The tax assessor’s demand to see the interior of plaintiffs’ house is a search governed by the Fourth Amendment. Because it is the home, it is not “minimal,” and there is no administrative search exception that permits it. The city can assess the property without it. The Court even cites Entick v. Carrington, 95 Eng. Rep. 807 (C.P. 1765). Macdonald v. Town of Dover, 2017 WI 79, 2017 Wisc. LEXIS 396 (July 7, 2017).

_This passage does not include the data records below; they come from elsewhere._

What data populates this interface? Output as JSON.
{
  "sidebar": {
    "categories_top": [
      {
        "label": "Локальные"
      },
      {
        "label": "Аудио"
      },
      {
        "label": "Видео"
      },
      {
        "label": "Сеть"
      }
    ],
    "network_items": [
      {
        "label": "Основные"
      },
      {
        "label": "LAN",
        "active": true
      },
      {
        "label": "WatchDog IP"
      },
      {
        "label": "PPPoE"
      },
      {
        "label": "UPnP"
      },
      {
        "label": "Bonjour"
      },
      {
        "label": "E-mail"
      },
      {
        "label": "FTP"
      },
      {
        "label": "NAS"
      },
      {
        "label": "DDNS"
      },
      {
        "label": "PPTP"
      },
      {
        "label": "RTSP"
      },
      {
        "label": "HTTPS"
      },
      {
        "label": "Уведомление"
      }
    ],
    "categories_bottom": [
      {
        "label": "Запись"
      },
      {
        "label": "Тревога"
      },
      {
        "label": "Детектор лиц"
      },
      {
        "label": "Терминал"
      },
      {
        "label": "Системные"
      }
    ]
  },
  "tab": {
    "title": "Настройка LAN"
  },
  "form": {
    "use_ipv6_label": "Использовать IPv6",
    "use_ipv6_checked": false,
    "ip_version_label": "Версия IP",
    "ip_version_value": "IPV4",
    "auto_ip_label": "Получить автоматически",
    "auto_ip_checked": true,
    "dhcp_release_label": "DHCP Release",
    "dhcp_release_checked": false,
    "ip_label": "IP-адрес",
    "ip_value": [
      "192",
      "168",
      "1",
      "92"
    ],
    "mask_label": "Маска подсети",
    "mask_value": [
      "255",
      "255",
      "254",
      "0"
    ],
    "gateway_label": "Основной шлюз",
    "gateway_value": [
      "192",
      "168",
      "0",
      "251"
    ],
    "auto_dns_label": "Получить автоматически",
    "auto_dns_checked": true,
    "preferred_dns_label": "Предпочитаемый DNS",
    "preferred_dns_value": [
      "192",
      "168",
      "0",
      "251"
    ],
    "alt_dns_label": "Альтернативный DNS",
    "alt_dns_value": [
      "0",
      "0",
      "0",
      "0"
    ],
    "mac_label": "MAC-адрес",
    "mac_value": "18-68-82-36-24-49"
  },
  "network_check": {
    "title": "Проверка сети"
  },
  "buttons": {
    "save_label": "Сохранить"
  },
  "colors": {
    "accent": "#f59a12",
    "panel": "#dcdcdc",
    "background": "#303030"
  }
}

The part of defendant’s motion to suppress for a Franks violation doesn’t need to be decided because not considering what was challenged still leaves probable cause. (The motion to suppress his statement was granted in the R&R but reversed by the USDJ. United States v. Ruhl, 2017 U.S. Dist. LEXIS 99600 (D. Minn. April 24, 2017),* adopted in part, 2017 U.S. Dist. LEXIS 97629 (D. Minn. June 23, 2017).*